The objective of the campaign has been to break the stigma surrounding HIV/Aids by re-awakening the extended family Ubuntu culture.

The following programmes are integral to the endeavour: training in home-based nursing care; home care; counselling sessions; weekly support groups for those affected or infected by HIV and AIDS; schools talks and workshops for voluntary testing and counselling; support and advice for those using anti-retroviral drugs; peer counselling and training in high schools.

aids ribbons

Workshops in High Schools
Grade 9 learners attend workshops on life skills, communication & listening skills, empathy, alcohol abuse, teenage pregnancy, self esteem, sexuality and HIV/AIDS. Learners who receive this training are monitored up to Grade 12 and have the responsibility of counselling their peers who find themselves in difficult situations.

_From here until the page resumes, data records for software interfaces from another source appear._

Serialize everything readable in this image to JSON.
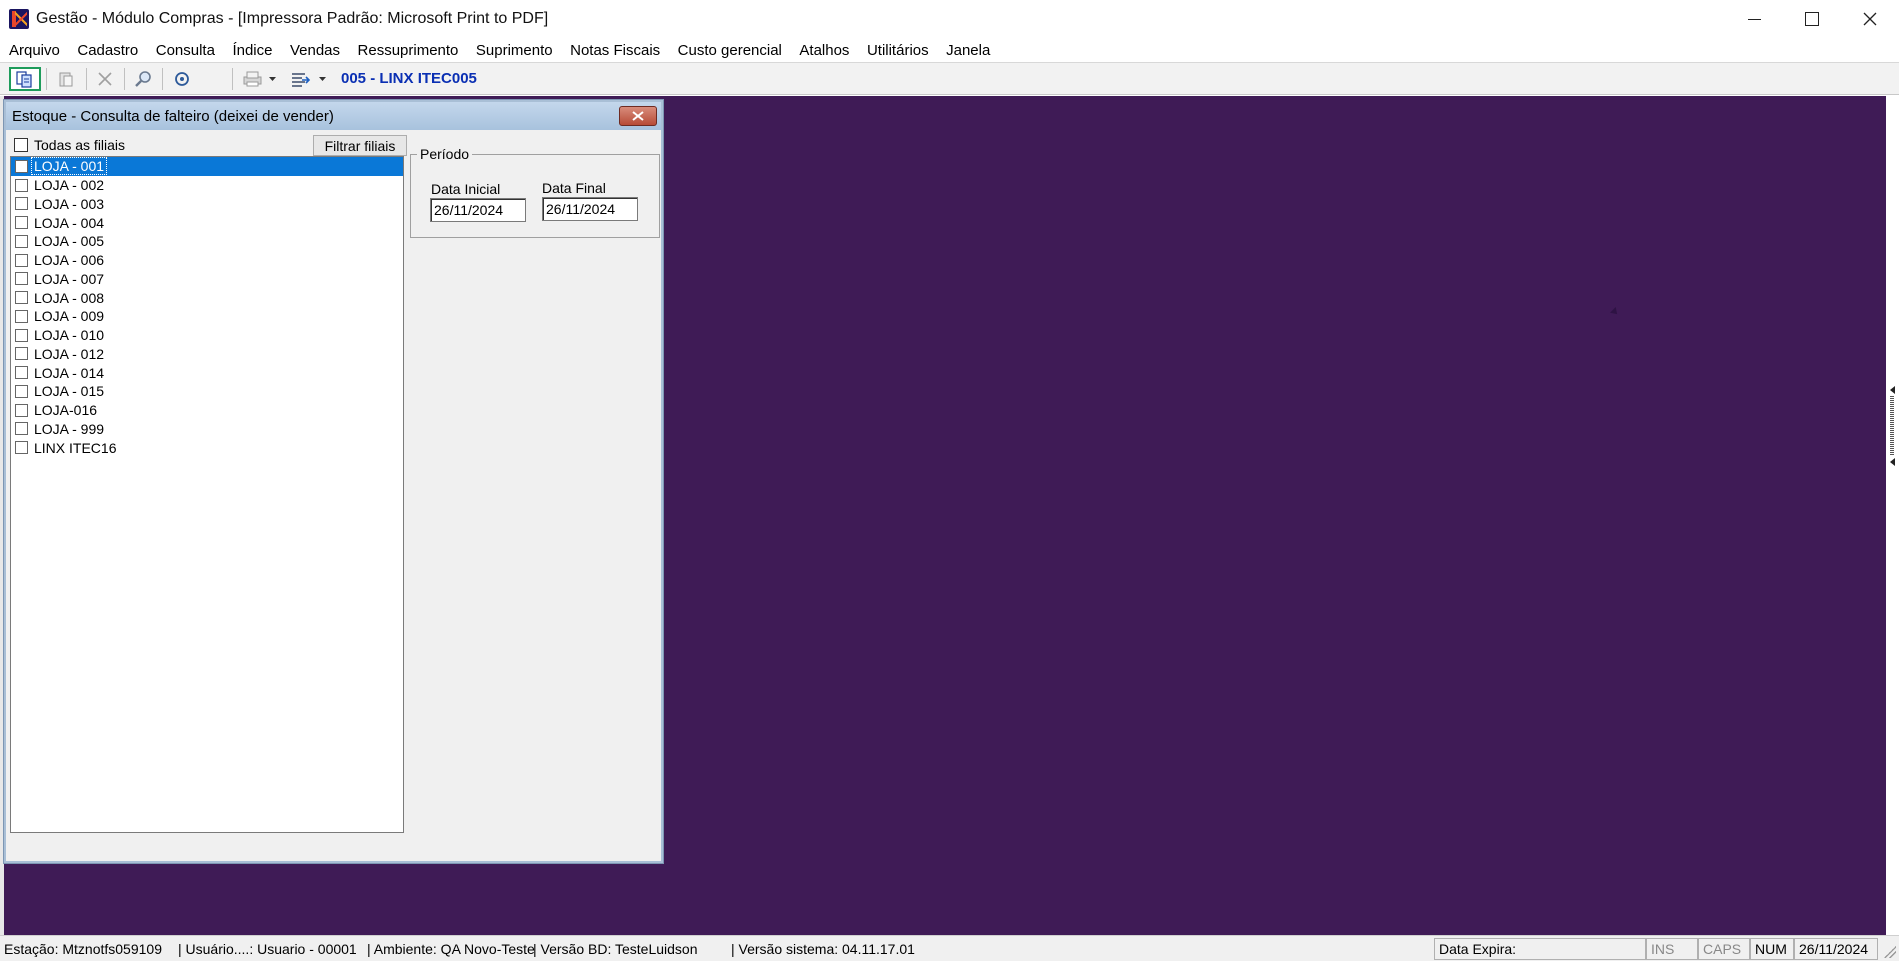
{
  "window": {
    "title": "Gestão  - Módulo Compras - [Impressora Padrão: Microsoft Print to PDF]"
  },
  "menu": [
    "Arquivo",
    "Cadastro",
    "Consulta",
    "Índice",
    "Vendas",
    "Ressuprimento",
    "Suprimento",
    "Notas Fiscais",
    "Custo gerencial",
    "Atalhos",
    "Utilitários",
    "Janela"
  ],
  "toolbar": {
    "company_label": "005 - LINX ITEC005",
    "icons": [
      "new-record-icon",
      "paste-icon",
      "delete-icon",
      "search-icon",
      "target-icon",
      "print-icon",
      "export-icon"
    ]
  },
  "child_window": {
    "title": "Estoque - Consulta de falteiro (deixei de vender)",
    "all_branches_label": "Todas as filiais",
    "filter_button": "Filtrar filiais",
    "branches": [
      {
        "label": "LOJA - 001",
        "selected": true
      },
      {
        "label": "LOJA - 002",
        "selected": false
      },
      {
        "label": "LOJA - 003",
        "selected": false
      },
      {
        "label": "LOJA - 004",
        "selected": false
      },
      {
        "label": "LOJA - 005",
        "selected": false
      },
      {
        "label": "LOJA - 006",
        "selected": false
      },
      {
        "label": "LOJA - 007",
        "selected": false
      },
      {
        "label": "LOJA - 008",
        "selected": false
      },
      {
        "label": "LOJA - 009",
        "selected": false
      },
      {
        "label": "LOJA - 010",
        "selected": false
      },
      {
        "label": "LOJA - 012",
        "selected": false
      },
      {
        "label": "LOJA - 014",
        "selected": false
      },
      {
        "label": "LOJA - 015",
        "selected": false
      },
      {
        "label": "LOJA-016",
        "selected": false
      },
      {
        "label": "LOJA - 999",
        "selected": false
      },
      {
        "label": "LINX ITEC16",
        "selected": false
      }
    ],
    "period": {
      "legend": "Período",
      "start_label": "Data Inicial",
      "start_value": "26/11/2024",
      "end_label": "Data Final",
      "end_value": "26/11/2024"
    }
  },
  "status": {
    "estacao": "Estação: Mtznotfs059109",
    "usuario": "| Usuário....: Usuario - 00001",
    "ambiente": "| Ambiente: QA Novo-Teste",
    "versao_bd": "| Versão BD: TesteLuidson",
    "versao_sistema": "| Versão sistema: 04.11.17.01",
    "data_expira": "Data Expira:",
    "ins": "INS",
    "caps": "CAPS",
    "num": "NUM",
    "date": "26/11/2024"
  },
  "colors": {
    "mdi_background": "#3f1b56",
    "selection": "#0a78d7",
    "company_label": "#0a2fb3",
    "first_button_border": "#1e9c5b"
  }
}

Support Groups
HIV/AIDS sufferers meet fortnightly for support. Emotional support, in particular, is vital. They share ideas and receive information on treatment options, medication and medical terms such as CD4 count.

Community members receive basic information on HIV/AIDS and counselling skills. They are encouraged to share the information with others.


The concept of ubuntu defines the individual in his or her relationships with others – and stresses the need to treat others as we would have them treat us, with dignity, respect and consideration.

Ubuntu speaks about the fact that you can't exist as a human being in isolation. When you do well, it spreads out; it is for the whole of humanity.

People infected with HIV/AIDS are still people. And ubuntu demands that we respond to their suffering with love and care.

The ACFS Love thy Neighbour Ubuntu Campaign aims to encourage communities to embrace those among them who are sick and in need.

Website designed and maintained by
SM Online